         On May 9, 2014, Howe filed a complaint against Quarles & Brady in the Superior Court of California, County of San Diego, asserting claims for fraud, intentional interference with contractual relationship, defamation, negligence, and unlawful discrimination. See Doc. No. 1-2.

         On June 13, 2014, Quarles & Brady removed the action to this Court, asserting diversity jurisdiction. See Doc. No. 1. On June 20, 2014, Quarles & Brady filed a motion to dismiss Howe's complaint pursuant to Federal Rule of Civil Procedure 12(b)(6). See Doc. No. 3. After the motion was fully briefed by the parties, on March 25, 2015, this Court granted in part and denied in part Quarles & Brady's motion without prejudice. See Doc. No. 7. On March 29, 2016, Howe filed its first amended complaint, asserting claims for fraud and negligence.

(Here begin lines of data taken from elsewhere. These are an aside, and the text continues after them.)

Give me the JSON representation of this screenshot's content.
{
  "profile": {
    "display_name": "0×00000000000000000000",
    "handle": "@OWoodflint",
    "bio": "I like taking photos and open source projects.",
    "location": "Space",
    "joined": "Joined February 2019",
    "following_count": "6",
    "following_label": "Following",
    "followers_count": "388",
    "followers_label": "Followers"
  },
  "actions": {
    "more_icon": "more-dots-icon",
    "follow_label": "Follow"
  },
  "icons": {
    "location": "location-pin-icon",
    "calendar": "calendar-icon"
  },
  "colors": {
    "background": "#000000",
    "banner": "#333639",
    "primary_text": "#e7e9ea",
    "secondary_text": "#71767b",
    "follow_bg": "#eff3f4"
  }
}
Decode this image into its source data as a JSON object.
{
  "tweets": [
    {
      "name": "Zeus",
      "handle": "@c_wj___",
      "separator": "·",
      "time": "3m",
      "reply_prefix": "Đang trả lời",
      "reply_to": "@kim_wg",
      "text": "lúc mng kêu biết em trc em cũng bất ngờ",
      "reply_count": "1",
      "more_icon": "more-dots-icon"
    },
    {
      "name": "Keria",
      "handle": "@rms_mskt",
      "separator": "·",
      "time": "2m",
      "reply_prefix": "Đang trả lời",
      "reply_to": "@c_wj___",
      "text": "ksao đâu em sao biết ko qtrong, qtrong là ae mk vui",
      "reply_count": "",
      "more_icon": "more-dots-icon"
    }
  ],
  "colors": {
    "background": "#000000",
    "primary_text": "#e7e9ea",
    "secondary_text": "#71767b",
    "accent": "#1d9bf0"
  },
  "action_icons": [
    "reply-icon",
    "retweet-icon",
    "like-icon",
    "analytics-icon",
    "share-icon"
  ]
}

See Doc. No. 24. Quarles & Brady filed its answer to Howe's amended complaint on April 15, 2016. See Doc. No. 27.

         On May 23, 2016, Quarles & Brady filed the instant motion for summary judgment. See Doc. No. 31. Howe filed its response in opposition on July 1, 2016, including objections to evidence used to support the summary judgment motion. See Doc. Nos. 36, 37. Quarles & Brady filed its reply on July 11, 2016. See Doc. No. 40. On July 18, 2016, this Court held a hearing and entertained oral argument on Quarles & Brady's motion for summary judgment. See Doc. Nos. 41, 42. Both parties appeared at the hearing, and, ultimately, the matter was taken under submission. See Doc. No. 42 at 48.


         1. Summary ...

Buy This Entire Record For $7.95

Download the entire decision to receive the complete text, official citation,
docket number, dissents and concurrences, and footnotes for this case.

Learn more about what you receive with purchase of this case.